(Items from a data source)
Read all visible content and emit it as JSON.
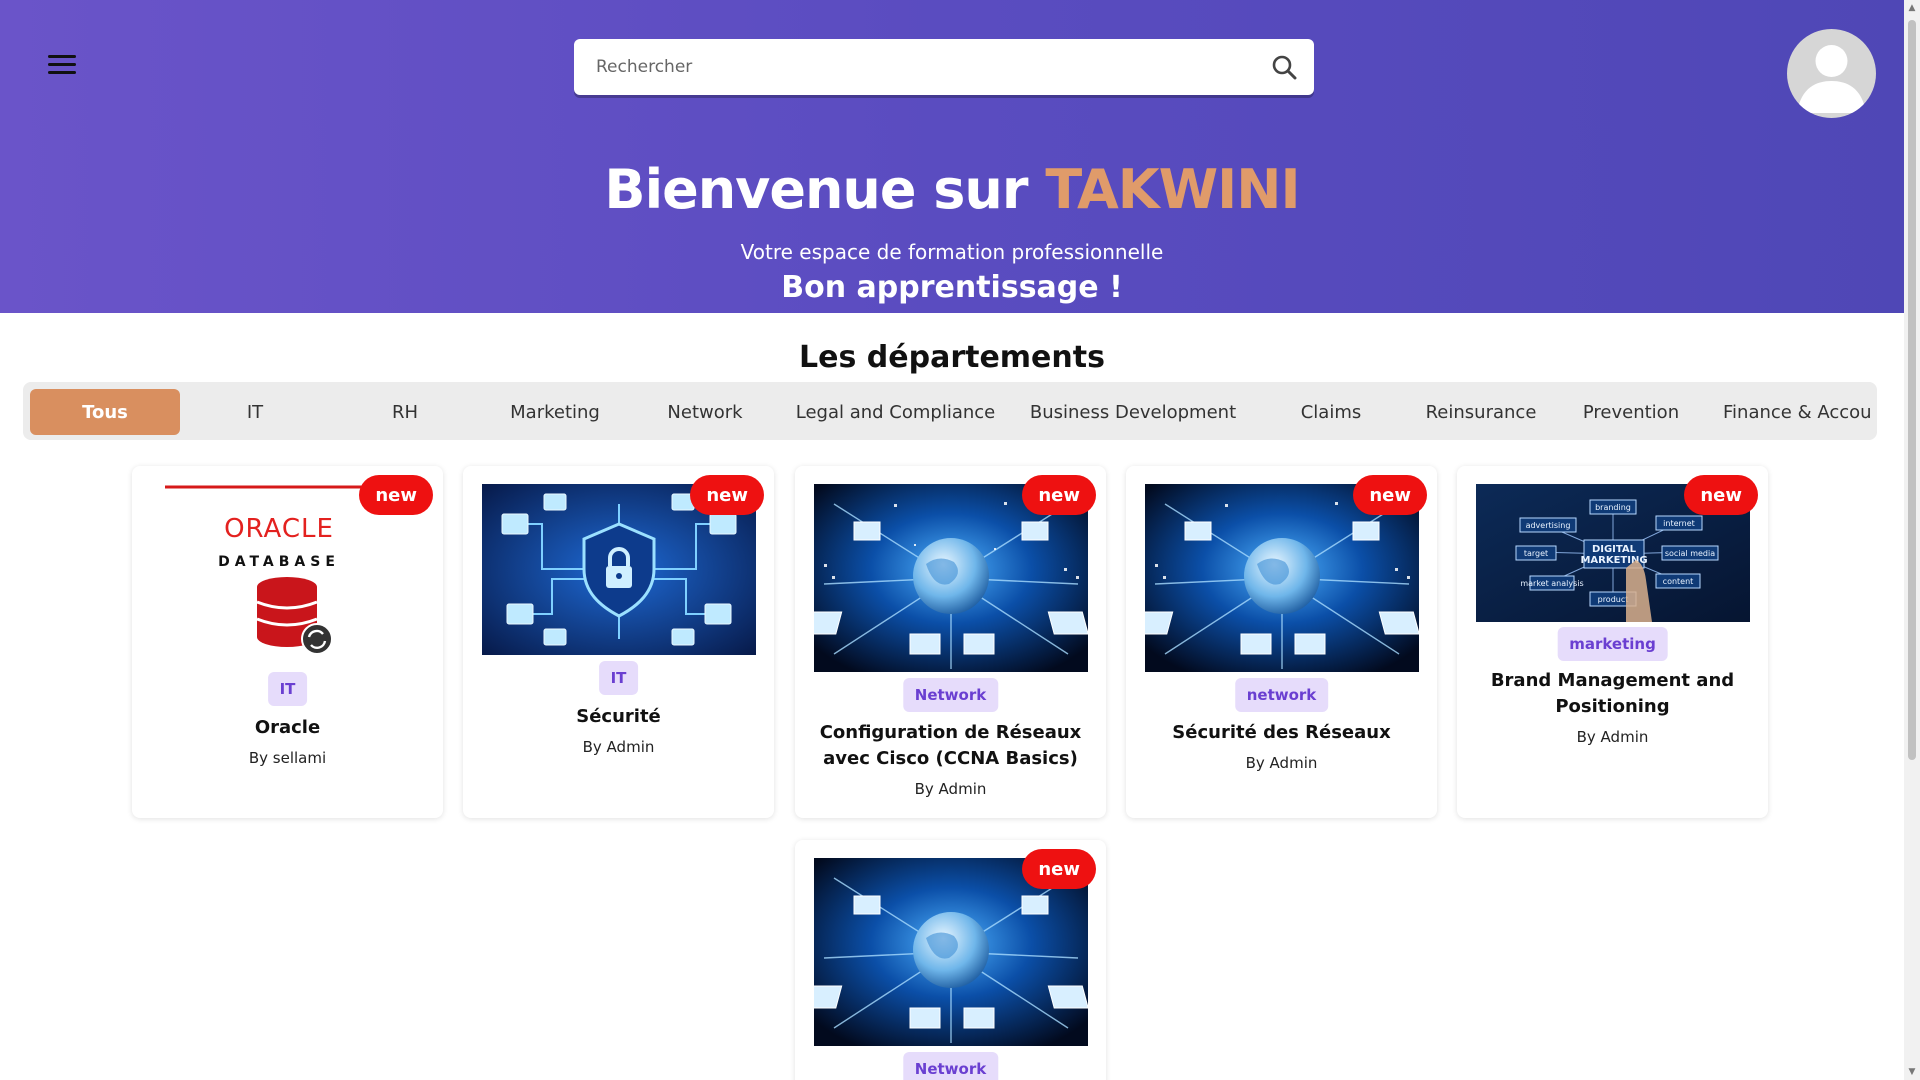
{
  "header": {
    "search_placeholder": "Rechercher",
    "title_prefix": "Bienvenue sur",
    "title_brand": "TAKWINI",
    "subtitle": "Votre espace de formation professionnelle",
    "tagline": "Bon apprentissage !"
  },
  "departments": {
    "title": "Les départements",
    "tabs": [
      "Tous",
      "IT",
      "RH",
      "Marketing",
      "Network",
      "Legal and Compliance",
      "Business Development",
      "Claims",
      "Reinsurance",
      "Prevention",
      "Finance & Accou"
    ],
    "active": "Tous"
  },
  "cards": [
    {
      "badge": "new",
      "tag": "IT",
      "title": "Oracle",
      "author": "By sellami",
      "image": "oracle-database-logo",
      "logo_text": "ORACLE",
      "logo_sub": "DATABASE"
    },
    {
      "badge": "new",
      "tag": "IT",
      "title": "Sécurité",
      "author": "By Admin",
      "image": "security-lock-illustration"
    },
    {
      "badge": "new",
      "tag": "Network",
      "title": "Configuration de Réseaux avec Cisco (CCNA Basics)",
      "author": "By Admin",
      "image": "network-globe-illustration"
    },
    {
      "badge": "new",
      "tag": "network",
      "title": "Sécurité des Réseaux",
      "author": "By Admin",
      "image": "network-globe-illustration"
    },
    {
      "badge": "new",
      "tag": "marketing",
      "title": "Brand Management and Positioning",
      "author": "By Admin",
      "image": "digital-marketing-illustration",
      "image_words": [
        "branding",
        "advertising",
        "internet",
        "target",
        "DIGITAL",
        "MARKETING",
        "social media",
        "market analysis",
        "content",
        "product"
      ]
    },
    {
      "badge": "new",
      "tag": "Network",
      "title": "",
      "author": "",
      "image": "network-globe-illustration"
    }
  ],
  "colors": {
    "hero_start": "#6a54c9",
    "hero_end": "#4f47b6",
    "brand": "#e09b6a",
    "active_tab": "#d98f5f",
    "badge_new": "#ee1111",
    "tag_bg": "#e6dcfb",
    "tag_text": "#6a3fd1"
  }
}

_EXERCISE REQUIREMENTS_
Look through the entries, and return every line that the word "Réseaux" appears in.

_WRITTEN ANSWER_
      "title": "Configuration de Réseaux avec Cisco (CCNA Basics)",
      "title": "Sécurité des Réseaux",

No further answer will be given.